slidably positioning said heat shrinkable section to enclose the stripped area and the leadsconnected thereto with the ends of said heat shrinkable section encircling the cable on each side of the stripped area, and

heating the ends of said heat shrinkable section to shrink said ends around the cable on each side of the stripped area.

2. The method as recited in claim 1, and further including the step of:

applying sealant internally of said ends, and

wherein the step of heating said ends causes said sealant to flow around the cable on each side of the stripped area.

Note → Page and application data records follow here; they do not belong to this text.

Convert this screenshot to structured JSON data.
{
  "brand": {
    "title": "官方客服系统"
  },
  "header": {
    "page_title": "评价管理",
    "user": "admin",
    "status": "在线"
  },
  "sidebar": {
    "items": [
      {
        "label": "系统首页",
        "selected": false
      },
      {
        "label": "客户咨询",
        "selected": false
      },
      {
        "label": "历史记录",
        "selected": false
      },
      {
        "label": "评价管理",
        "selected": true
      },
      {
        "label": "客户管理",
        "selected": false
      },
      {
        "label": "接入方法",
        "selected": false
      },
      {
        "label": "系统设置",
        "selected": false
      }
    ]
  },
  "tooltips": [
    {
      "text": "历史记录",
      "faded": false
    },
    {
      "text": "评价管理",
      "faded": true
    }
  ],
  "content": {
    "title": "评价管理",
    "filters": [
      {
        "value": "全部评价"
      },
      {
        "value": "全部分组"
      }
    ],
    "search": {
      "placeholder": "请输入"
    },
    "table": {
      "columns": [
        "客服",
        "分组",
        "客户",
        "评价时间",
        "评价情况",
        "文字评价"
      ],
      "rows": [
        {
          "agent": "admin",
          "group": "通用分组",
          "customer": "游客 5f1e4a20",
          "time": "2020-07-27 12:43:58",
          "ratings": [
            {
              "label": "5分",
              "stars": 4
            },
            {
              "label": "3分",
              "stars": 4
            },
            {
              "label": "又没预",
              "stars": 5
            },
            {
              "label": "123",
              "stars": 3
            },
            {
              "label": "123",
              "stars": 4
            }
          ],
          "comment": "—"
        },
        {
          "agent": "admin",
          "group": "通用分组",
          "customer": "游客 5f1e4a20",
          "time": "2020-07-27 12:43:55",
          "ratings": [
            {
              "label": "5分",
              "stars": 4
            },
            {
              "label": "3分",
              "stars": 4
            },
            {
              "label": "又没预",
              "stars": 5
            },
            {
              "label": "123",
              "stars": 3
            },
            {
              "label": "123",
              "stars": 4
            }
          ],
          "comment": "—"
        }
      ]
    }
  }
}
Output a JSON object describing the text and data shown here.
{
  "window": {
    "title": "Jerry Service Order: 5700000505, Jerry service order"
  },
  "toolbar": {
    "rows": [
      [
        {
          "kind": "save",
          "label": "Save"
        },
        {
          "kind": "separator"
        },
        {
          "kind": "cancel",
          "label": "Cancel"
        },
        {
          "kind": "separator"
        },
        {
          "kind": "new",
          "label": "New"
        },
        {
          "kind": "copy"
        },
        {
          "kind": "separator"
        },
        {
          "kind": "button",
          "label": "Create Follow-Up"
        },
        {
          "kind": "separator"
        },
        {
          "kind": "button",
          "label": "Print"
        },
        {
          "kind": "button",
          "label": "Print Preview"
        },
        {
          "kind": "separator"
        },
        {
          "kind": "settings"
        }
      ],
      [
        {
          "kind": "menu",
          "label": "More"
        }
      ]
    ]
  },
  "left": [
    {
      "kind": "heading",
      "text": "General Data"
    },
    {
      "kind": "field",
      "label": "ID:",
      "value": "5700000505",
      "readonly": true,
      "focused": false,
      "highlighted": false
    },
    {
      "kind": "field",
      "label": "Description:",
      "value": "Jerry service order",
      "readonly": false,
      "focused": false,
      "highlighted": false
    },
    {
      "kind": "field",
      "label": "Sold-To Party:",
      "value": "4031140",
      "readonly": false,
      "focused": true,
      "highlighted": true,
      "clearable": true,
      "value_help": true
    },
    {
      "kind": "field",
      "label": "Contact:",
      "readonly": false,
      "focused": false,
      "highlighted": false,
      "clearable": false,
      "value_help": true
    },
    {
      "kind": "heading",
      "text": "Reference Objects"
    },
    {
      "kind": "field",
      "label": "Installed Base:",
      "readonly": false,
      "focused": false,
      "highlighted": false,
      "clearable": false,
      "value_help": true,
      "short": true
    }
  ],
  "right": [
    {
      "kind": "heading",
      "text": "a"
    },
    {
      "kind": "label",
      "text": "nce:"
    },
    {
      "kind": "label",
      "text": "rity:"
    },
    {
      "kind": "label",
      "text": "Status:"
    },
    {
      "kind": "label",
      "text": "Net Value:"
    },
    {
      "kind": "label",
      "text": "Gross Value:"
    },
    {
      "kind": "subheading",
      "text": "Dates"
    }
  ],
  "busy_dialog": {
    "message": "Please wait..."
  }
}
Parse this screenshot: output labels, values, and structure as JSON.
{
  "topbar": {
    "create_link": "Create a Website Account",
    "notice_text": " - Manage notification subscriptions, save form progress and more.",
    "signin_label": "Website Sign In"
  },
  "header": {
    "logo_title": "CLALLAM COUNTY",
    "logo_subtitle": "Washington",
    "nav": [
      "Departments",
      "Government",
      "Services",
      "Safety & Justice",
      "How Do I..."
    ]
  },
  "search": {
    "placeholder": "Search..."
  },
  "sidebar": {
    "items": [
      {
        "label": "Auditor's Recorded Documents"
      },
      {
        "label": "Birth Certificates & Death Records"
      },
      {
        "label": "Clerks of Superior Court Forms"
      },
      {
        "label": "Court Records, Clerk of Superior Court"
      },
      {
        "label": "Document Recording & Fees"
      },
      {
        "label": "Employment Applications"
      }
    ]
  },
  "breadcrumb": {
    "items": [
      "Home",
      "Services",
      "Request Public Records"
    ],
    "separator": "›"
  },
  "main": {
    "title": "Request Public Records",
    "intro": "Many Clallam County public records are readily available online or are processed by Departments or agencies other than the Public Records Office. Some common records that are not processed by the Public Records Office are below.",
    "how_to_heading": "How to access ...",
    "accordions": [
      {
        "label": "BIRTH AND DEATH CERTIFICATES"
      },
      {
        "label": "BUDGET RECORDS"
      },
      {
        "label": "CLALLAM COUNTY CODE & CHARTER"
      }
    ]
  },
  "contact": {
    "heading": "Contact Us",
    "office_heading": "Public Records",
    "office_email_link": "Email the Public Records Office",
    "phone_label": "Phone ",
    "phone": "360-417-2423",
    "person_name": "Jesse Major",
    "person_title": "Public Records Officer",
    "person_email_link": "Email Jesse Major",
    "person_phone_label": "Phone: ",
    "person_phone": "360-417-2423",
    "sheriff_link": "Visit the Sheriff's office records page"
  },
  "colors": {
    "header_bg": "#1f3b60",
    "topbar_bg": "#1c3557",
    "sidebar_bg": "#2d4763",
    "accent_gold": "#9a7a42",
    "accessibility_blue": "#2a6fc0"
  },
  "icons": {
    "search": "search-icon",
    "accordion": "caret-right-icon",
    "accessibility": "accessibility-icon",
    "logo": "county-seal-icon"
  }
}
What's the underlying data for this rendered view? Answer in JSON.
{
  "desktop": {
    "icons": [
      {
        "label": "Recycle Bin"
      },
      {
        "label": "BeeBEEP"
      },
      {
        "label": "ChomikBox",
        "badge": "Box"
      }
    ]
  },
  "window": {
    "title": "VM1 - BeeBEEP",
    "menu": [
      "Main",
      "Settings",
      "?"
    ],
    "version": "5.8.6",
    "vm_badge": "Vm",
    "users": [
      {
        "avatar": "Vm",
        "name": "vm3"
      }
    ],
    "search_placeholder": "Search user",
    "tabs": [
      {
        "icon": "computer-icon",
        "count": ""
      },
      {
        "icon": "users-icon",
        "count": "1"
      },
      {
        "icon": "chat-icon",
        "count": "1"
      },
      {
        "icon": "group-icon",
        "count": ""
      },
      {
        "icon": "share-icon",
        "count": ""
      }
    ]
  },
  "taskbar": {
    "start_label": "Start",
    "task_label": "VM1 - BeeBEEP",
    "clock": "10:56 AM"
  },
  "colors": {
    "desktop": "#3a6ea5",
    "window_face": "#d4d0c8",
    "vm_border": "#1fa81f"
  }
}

Patent Citations
Cited PatentFiling datePublication dateApplicantTitle
US1979485 *Apr 16, 1930Nov 6, 1934Harding Henry VRubber safety socket
US2260121 *Nov 27, 1939Oct 21, 1941Mines Equipment CompanyWiring device
US3243211 *Jul 23, 1962Mar 29, 1966Raychem CorpConnector with fusible material
US3325765 *Jul 30, 1964Jun 13, 1967Neoline IncPortable electrical power distribution apparatus and method of manufacture thereof
Referenced by
Citing PatentFiling datePublication dateApplicantTitle
US4077692 *Apr 8, 1977Mar 7, 1978Raychem CorporationIntegrally formed connector
US4142592 *Feb 24, 1975Mar 6, 1979N.V. Raychem S.A.Repairable assembly for protecting a cable junction and method of assembling same
US4629277 *Sep 20, 1984Dec 16, 1986Raychem CorporationElectrical apparatus
US4667276 *Aug 2, 1985May 19, 1987Sam ChengLamp string assembly with protective means
US4804338 *Mar 20, 1987Feb 14, 1989Sigmaform CorporationFor connecting an electrical cable to other devices
US7150647 *Feb 3, 2004Dec 19, 2006Willis Electric Co., Ltd.In-line socket device and its fabricating method
USH1650 *Feb 26, 1993Jun 3, 1997The United States Of America As Represented By The Secretary Of The NavyImpervious cable connected electrical component assembly
USRE30447 *Feb 23, 1979Dec 16, 1980J. L. Clark Manufacturing Co.Spirally wound heat shrinkable outer layer of a tube having a pressure sensitive adhesive inner layer
USRE30817 *Feb 22, 1979Dec 8, 1981J. L. Clark Manufacturing Co.To insulate an electrical joint, using a heat shrinkable dielectric
EP0609599A1 *Jun 16, 1993Aug 10, 1994SHINING BLICK ENTERPRISES Co., Ltd.Christmas lamp seat of double layer structure
Classifications
U.S. Classification439/523, 439/659, 174/DIG.800
International ClassificationF21S4/00, H01R4/72, F21V19/00
Cooperative ClassificationF21V19/006, H01R4/72, F21S4/001, Y10S174/08, F21V19/0005
European ClassificationF21S4/00E, F21V19/00A, H01R4/72, F21V19/00C